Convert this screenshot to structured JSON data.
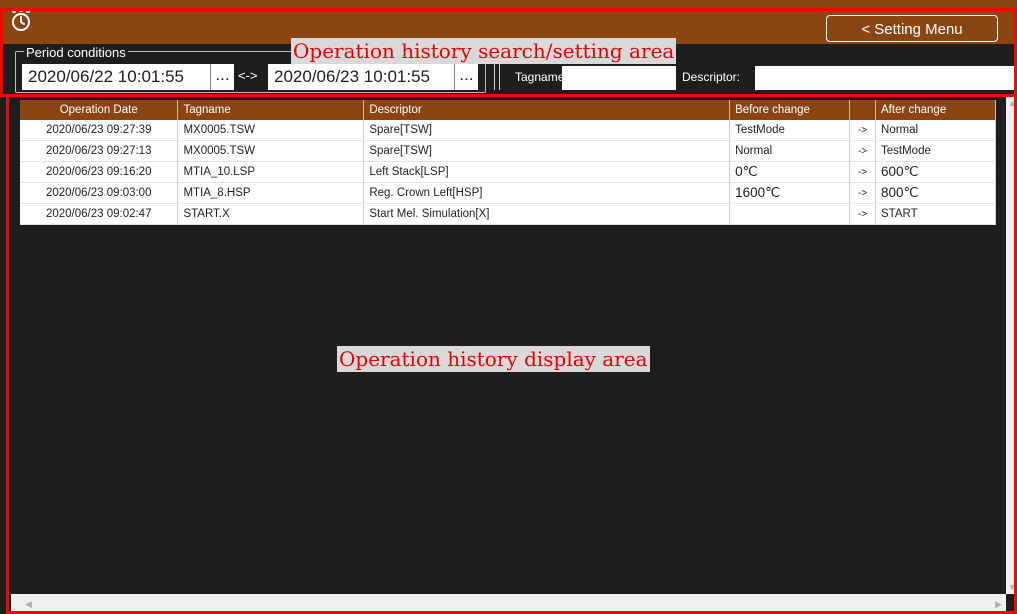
{
  "header": {
    "setting_menu_label": "< Setting Menu"
  },
  "search": {
    "period_legend": "Period conditions",
    "start_datetime": "2020/06/22 10:01:55",
    "end_datetime": "2020/06/23 10:01:55",
    "picker_label": "...",
    "range_sep": "<->",
    "tagname_label": "Tagname:",
    "tagname_value": "",
    "descriptor_label": "Descriptor:",
    "descriptor_value": ""
  },
  "annotations": {
    "search_area": "Operation history search/setting area",
    "display_area": "Operation history display area"
  },
  "table": {
    "columns": [
      "Operation Date",
      "Tagname",
      "Descriptor",
      "Before change",
      "",
      "After change"
    ],
    "rows": [
      [
        "2020/06/23 09:27:39",
        "MX0005.TSW",
        "Spare[TSW]",
        "TestMode",
        "->",
        "Normal"
      ],
      [
        "2020/06/23 09:27:13",
        "MX0005.TSW",
        "Spare[TSW]",
        "Normal",
        "->",
        "TestMode"
      ],
      [
        "2020/06/23 09:16:20",
        "MTIA_10.LSP",
        "Left Stack[LSP]",
        "0℃",
        "->",
        "600℃"
      ],
      [
        "2020/06/23 09:03:00",
        "MTIA_8.HSP",
        "Reg. Crown Left[HSP]",
        "1600℃",
        "->",
        "800℃"
      ],
      [
        "2020/06/23 09:02:47",
        "START.X",
        "Start Mel. Simulation[X]",
        "",
        "->",
        "START"
      ]
    ]
  },
  "icons": {
    "app": "alarm-clock-icon"
  },
  "colors": {
    "accent": "#8b4513",
    "background": "#1e1e1e",
    "annotation_red": "#ff0000"
  }
}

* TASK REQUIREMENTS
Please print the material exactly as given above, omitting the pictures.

* WRITTEN ANSWER
Convert this screenshot to structured JSON data.
{
  "header": {
    "setting_menu_label": "< Setting Menu"
  },
  "search": {
    "period_legend": "Period conditions",
    "start_datetime": "2020/06/22 10:01:55",
    "end_datetime": "2020/06/23 10:01:55",
    "picker_label": "...",
    "range_sep": "<->",
    "tagname_label": "Tagname:",
    "tagname_value": "",
    "descriptor_label": "Descriptor:",
    "descriptor_value": ""
  },
  "annotations": {
    "search_area": "Operation history search/setting area",
    "display_area": "Operation history display area"
  },
  "table": {
    "columns": [
      "Operation Date",
      "Tagname",
      "Descriptor",
      "Before change",
      "",
      "After change"
    ],
    "rows": [
      [
        "2020/06/23 09:27:39",
        "MX0005.TSW",
        "Spare[TSW]",
        "TestMode",
        "->",
        "Normal"
      ],
      [
        "2020/06/23 09:27:13",
        "MX0005.TSW",
        "Spare[TSW]",
        "Normal",
        "->",
        "TestMode"
      ],
      [
        "2020/06/23 09:16:20",
        "MTIA_10.LSP",
        "Left Stack[LSP]",
        "0℃",
        "->",
        "600℃"
      ],
      [
        "2020/06/23 09:03:00",
        "MTIA_8.HSP",
        "Reg. Crown Left[HSP]",
        "1600℃",
        "->",
        "800℃"
      ],
      [
        "2020/06/23 09:02:47",
        "START.X",
        "Start Mel. Simulation[X]",
        "",
        "->",
        "START"
      ]
    ]
  },
  "icons": {
    "app": "alarm-clock-icon"
  },
  "colors": {
    "accent": "#8b4513",
    "background": "#1e1e1e",
    "annotation_red": "#ff0000"
  }
}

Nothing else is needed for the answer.